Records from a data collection
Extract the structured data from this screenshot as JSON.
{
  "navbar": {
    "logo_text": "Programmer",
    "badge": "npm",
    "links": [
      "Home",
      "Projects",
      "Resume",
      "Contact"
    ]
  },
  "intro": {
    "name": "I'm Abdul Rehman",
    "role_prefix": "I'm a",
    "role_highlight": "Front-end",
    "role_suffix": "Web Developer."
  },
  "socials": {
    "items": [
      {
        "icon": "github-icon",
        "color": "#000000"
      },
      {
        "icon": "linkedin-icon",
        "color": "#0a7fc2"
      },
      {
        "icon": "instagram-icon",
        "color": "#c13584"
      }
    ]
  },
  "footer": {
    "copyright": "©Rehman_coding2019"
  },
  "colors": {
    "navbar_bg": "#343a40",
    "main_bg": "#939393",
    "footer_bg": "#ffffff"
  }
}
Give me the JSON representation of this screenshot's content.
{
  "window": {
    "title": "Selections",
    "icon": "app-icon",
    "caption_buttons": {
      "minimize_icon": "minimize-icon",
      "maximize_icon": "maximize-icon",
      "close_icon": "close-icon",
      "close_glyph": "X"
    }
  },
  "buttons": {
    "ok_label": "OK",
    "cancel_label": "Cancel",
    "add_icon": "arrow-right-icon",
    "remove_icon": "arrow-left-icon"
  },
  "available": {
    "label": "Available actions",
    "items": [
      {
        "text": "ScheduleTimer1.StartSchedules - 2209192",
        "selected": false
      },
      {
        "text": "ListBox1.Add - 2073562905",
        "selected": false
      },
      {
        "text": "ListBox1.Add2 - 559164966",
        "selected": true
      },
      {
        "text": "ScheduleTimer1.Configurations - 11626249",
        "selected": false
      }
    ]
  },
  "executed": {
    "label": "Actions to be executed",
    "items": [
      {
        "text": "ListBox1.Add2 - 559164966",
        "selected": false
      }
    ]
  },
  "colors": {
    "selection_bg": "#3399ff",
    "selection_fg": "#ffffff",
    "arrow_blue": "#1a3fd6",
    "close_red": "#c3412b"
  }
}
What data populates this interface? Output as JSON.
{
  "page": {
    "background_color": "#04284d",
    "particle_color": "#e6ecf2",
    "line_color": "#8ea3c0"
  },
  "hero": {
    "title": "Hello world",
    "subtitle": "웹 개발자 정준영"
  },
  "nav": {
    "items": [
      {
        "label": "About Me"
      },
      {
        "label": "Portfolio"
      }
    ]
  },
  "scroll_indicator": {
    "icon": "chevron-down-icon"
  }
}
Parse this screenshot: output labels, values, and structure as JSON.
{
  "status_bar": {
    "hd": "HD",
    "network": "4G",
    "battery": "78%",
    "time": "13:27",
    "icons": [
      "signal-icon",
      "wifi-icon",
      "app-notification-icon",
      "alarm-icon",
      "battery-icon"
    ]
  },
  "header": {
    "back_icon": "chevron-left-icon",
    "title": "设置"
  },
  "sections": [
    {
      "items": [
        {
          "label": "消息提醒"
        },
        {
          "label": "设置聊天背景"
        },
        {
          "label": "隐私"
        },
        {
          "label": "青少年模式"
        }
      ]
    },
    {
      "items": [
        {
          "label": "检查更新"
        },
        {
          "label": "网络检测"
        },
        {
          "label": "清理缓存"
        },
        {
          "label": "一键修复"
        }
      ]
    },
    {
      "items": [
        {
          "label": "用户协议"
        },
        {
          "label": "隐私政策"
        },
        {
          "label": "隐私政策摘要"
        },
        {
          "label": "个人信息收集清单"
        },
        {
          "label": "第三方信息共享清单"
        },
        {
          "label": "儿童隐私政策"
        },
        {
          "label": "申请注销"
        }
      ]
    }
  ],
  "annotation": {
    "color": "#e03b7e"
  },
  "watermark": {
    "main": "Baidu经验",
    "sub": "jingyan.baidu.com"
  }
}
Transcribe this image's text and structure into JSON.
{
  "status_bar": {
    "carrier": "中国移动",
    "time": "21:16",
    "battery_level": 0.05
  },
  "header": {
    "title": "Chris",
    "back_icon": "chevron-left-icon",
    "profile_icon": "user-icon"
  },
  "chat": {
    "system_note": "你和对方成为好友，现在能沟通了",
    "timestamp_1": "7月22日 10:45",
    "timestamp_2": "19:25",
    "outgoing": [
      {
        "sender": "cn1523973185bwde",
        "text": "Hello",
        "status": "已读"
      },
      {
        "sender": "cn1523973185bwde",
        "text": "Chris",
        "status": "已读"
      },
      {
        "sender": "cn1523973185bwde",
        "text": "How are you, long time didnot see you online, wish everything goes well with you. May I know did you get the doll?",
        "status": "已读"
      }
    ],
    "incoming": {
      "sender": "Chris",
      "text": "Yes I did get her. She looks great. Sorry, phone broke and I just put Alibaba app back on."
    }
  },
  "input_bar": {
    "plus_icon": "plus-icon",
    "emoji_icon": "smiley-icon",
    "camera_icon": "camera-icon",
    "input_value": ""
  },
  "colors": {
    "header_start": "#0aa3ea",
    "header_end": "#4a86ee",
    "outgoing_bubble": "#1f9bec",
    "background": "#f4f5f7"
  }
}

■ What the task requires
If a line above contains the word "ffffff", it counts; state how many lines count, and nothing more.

■ Reply
2